How do we celebrate such mothers?
India stands with tall example of dowry deaths – which are executed by mothers, sisters and other family members. Even if we lie about our data, most of the dowry death cases, have been initiated by mothers – mothers of the sons who expect a fortune from the daughter of a different house.
To share a fact, the Indian National Crime Records Bureau (NCRB) reports that there were 8,331 dowry death cases registered in India in 2011. Incidents of dowry deaths during 2008 (8,172) have increased by 14.4 per cent over the 1998 level (7,146), while India's population grew at 17.6% over the 10-year period.A new report says that every 20-minute, a woman dies of a dowry death in India.
The cases of mothers of sons, who leave no stone unturned in torturing their own-daughter-in laws for the simple reason that they can’t tolerate sharing of their own son with another women, are abound in India.
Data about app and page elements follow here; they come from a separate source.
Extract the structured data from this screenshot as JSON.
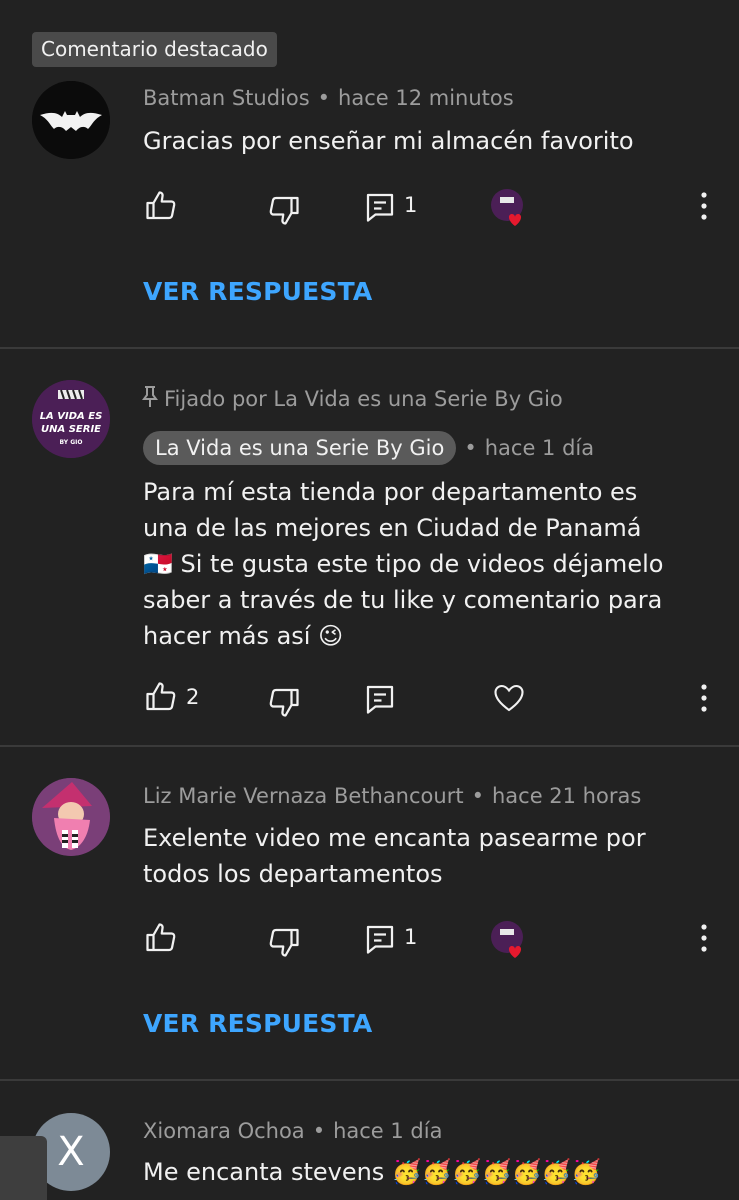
{
  "featured_badge": "Comentario destacado",
  "comments": [
    {
      "author": "Batman Studios",
      "time": "hace 12 minutos",
      "text": "Gracias por enseñar mi almacén favorito",
      "reply_count": "1",
      "view_replies": "VER RESPUESTA"
    },
    {
      "pinned_label": "Fijado por La Vida es una Serie By Gio",
      "author": "La Vida es una Serie By Gio",
      "time": "hace 1 día",
      "text_lines": [
        "Para mí esta tienda por departamento es",
        "una de las mejores en Ciudad de Panamá",
        "🇵🇦  Si te gusta este tipo de videos déjamelo",
        "saber a través de tu like y comentario para",
        "hacer más así 😉"
      ],
      "like_count": "2",
      "avatar_text_1": "LA VIDA ES",
      "avatar_text_2": "UNA SERIE",
      "avatar_text_3": "BY GIO"
    },
    {
      "author": "Liz Marie Vernaza Bethancourt",
      "time": "hace 21 horas",
      "text_lines": [
        "Exelente video me encanta pasearme por",
        "todos los departamentos"
      ],
      "reply_count": "1",
      "view_replies": "VER RESPUESTA"
    },
    {
      "author": "Xiomara Ochoa",
      "time": "hace 1 día",
      "text": "Me encanta stevens 🥳🥳🥳🥳🥳🥳🥳",
      "avatar_letter": "X"
    }
  ],
  "colors": {
    "background": "#222222",
    "link": "#3ea6ff",
    "meta": "#9c9c9c",
    "heart": "#e6192e",
    "channel_purple": "#4b1f56"
  }
}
This leads to a chain of new mothers, being incredibly bad to their mom-in-laws and willy-nilly teach their own daughters to be like themselves.
The chain goes on.
India had earned international shame by write ups that had highlighted how Rajasthan had witnessed female feticides by grannys of the house-hold. If unofficial reports are to be believed, nearly 2500 cases of female infanticide takes place in the state of Rajasthan every day. The female infanticide in the state has also imbalanced the child sex ratio. The sex ratio in Jaisalmer itself is alarming as there are less than 850 girls for every 1,000 boys. A couple of tele-serials especially in Na aana Is Des Laado, had jolted India into looking at this cause of mothers killing a female, both out of cruelty and want of a son by older generations, as well as a long-fed mental blocks.
These may sound like ordinary stories but these are the truths we live with, in almost all homes we know around us – in cities, hamlets or villages.
This write up is not to undermine loving moms.. But it does wish to tell the readers to look at the other side too and empathize with the silent sufferers. The mom who may have given you immense love, may have become a nightmare for the other women in her life. look around and ask yourself,
Can such women be really celebrated on this day?